Prime Minister Scott Morrison has offered cautious support to the NRL for its plan to restart the competition on May 28, echoing ARL Commission chairman Peter V'landys' comments that they must do so with public health being paramount.
The Prime Minister told Channel Seven on Tuesday morning that he welcomed the return of the Telstra Premiership as long as the NRL complied with the relevant health advice from the state and federal governments.
V'landys and NRL CEO Todd Greenberg have repeatedly stated throughout the coronavirus pandemic that they had been acting based on the advice of health professionals and governments, and would continue to do so in the lead-up to next month's proposed restart of the competition.
"I noticed the plans that they had to bring it back," Mr Morrison said on the Sunrise program.
"I like it that people are planning to get Australia back to normal but obviously all of these things will be subject to the health advice and the health clearances that are necessary.
"Whether it happens to be football or whatever it happens to be the health advice has to be paramount and I have no doubt that the NRL and the other codes understand that and they will comply with that."
The well-known Cronulla Sharks fan said he wanted people in Australia to look forward to the eventual lifting of restrictions that have been brought in to control the spread of COVID-19.
"I welcome the fact that people are thinking ahead and working out ways they can get things back on a stronger footing," he said.
"That's certainly what we are doing as a national cabinet whether it's on the economy or health or any of those other issues.

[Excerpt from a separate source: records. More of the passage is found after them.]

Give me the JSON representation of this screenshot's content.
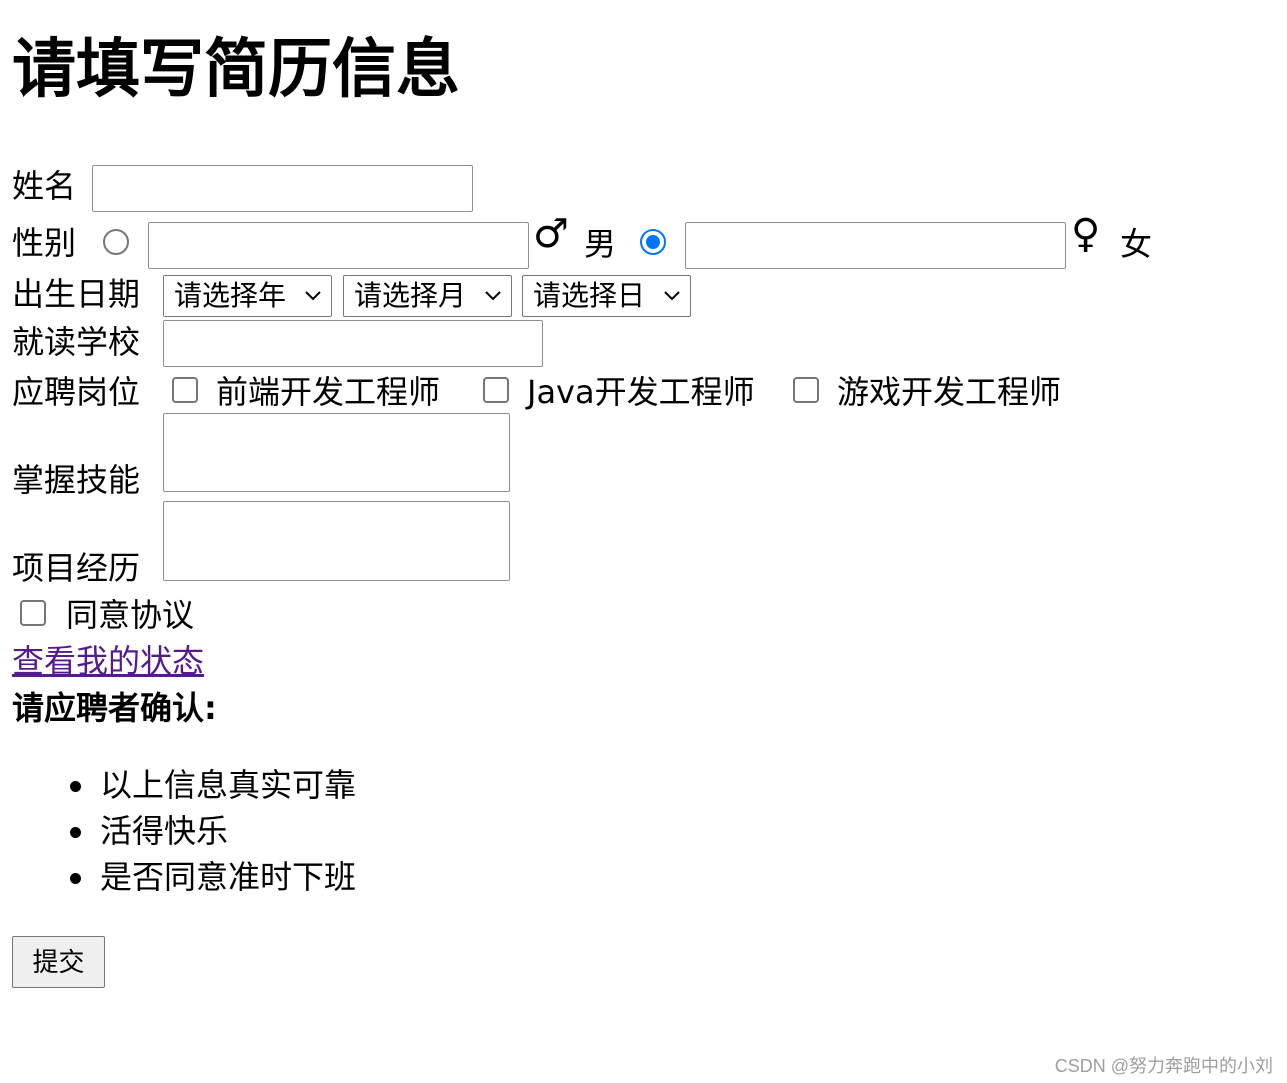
{
  "page": {
    "title": "请填写简历信息"
  },
  "form": {
    "name_label": "姓名",
    "name_value": "",
    "gender_label": "性别",
    "male_symbol": "♂",
    "male_label": "男",
    "female_symbol": "♀",
    "female_label": "女",
    "gender_selected": "女",
    "birth_label": "出生日期",
    "year_select": "请选择年",
    "month_select": "请选择月",
    "day_select": "请选择日",
    "school_label": "就读学校",
    "position_label": "应聘岗位",
    "positions": [
      {
        "label": "前端开发工程师",
        "checked": false
      },
      {
        "label": "Java开发工程师",
        "checked": false
      },
      {
        "label": "游戏开发工程师",
        "checked": false
      }
    ],
    "skills_label": "掌握技能",
    "projects_label": "项目经历",
    "agree_label": "同意协议",
    "status_link": "查看我的状态",
    "confirm_heading": "请应聘者确认:",
    "confirm_items": [
      "以上信息真实可靠",
      "活得快乐",
      "是否同意准时下班"
    ],
    "submit_label": "提交"
  },
  "watermark": "CSDN @努力奔跑中的小刘",
  "colors": {
    "accent": "#0075ff",
    "link_visited": "#551a8b",
    "watermark": "#9e9e9e"
  }
}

"We've got to look forward to that other side because there is another side and Australians are helping us get to that other side, but there's some work to do yet and we are very focused on that and I'm sure we can take Australia there as soon as we can, but we've got to be careful not to get ahead of ourselves."

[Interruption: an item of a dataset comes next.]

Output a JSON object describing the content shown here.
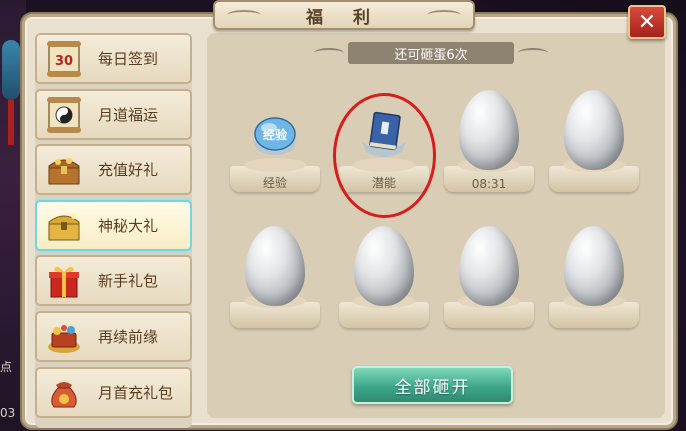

His comments come after NSW Police Commissioner Mick Fuller on Monday said he would have no objections if the NRL wanted all 16 teams to be based in the state.
Fuller said he would work with the NSW health department to ensure the move would be possible if the ARL Commission needed to bring the three Queensland sides, the Warriors, Melbourne and Canberra into the state if travel restrictions are still in place next month.

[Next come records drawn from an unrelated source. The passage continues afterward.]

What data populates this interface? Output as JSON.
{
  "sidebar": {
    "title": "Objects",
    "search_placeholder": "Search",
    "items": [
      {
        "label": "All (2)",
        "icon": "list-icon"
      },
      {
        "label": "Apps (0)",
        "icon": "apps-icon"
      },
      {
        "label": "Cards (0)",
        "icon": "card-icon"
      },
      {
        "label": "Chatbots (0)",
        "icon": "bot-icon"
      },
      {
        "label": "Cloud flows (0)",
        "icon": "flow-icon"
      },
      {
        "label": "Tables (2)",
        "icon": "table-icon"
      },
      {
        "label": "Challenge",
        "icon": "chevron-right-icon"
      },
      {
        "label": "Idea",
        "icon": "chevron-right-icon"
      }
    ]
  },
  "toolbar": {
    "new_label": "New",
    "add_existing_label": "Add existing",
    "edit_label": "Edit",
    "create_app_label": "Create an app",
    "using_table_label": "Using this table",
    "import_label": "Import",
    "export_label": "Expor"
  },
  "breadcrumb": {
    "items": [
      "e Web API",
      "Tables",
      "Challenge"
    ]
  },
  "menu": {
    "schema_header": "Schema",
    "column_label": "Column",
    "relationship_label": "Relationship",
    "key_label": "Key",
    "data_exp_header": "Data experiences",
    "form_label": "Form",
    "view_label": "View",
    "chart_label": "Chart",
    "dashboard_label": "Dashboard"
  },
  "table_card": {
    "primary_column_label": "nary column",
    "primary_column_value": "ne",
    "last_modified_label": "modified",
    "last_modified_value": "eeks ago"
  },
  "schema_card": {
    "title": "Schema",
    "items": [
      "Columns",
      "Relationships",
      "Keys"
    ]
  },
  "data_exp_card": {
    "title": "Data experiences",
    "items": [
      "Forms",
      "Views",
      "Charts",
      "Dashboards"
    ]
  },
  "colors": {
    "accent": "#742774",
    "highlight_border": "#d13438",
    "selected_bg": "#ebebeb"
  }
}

Queensland Premier Annastacia Palaszczuk on Sunday had said that she would not at this stage be giving the three Queensland-based NRL sides an exemption to cross the border into NSW unless they entered into a 14-day quarantine.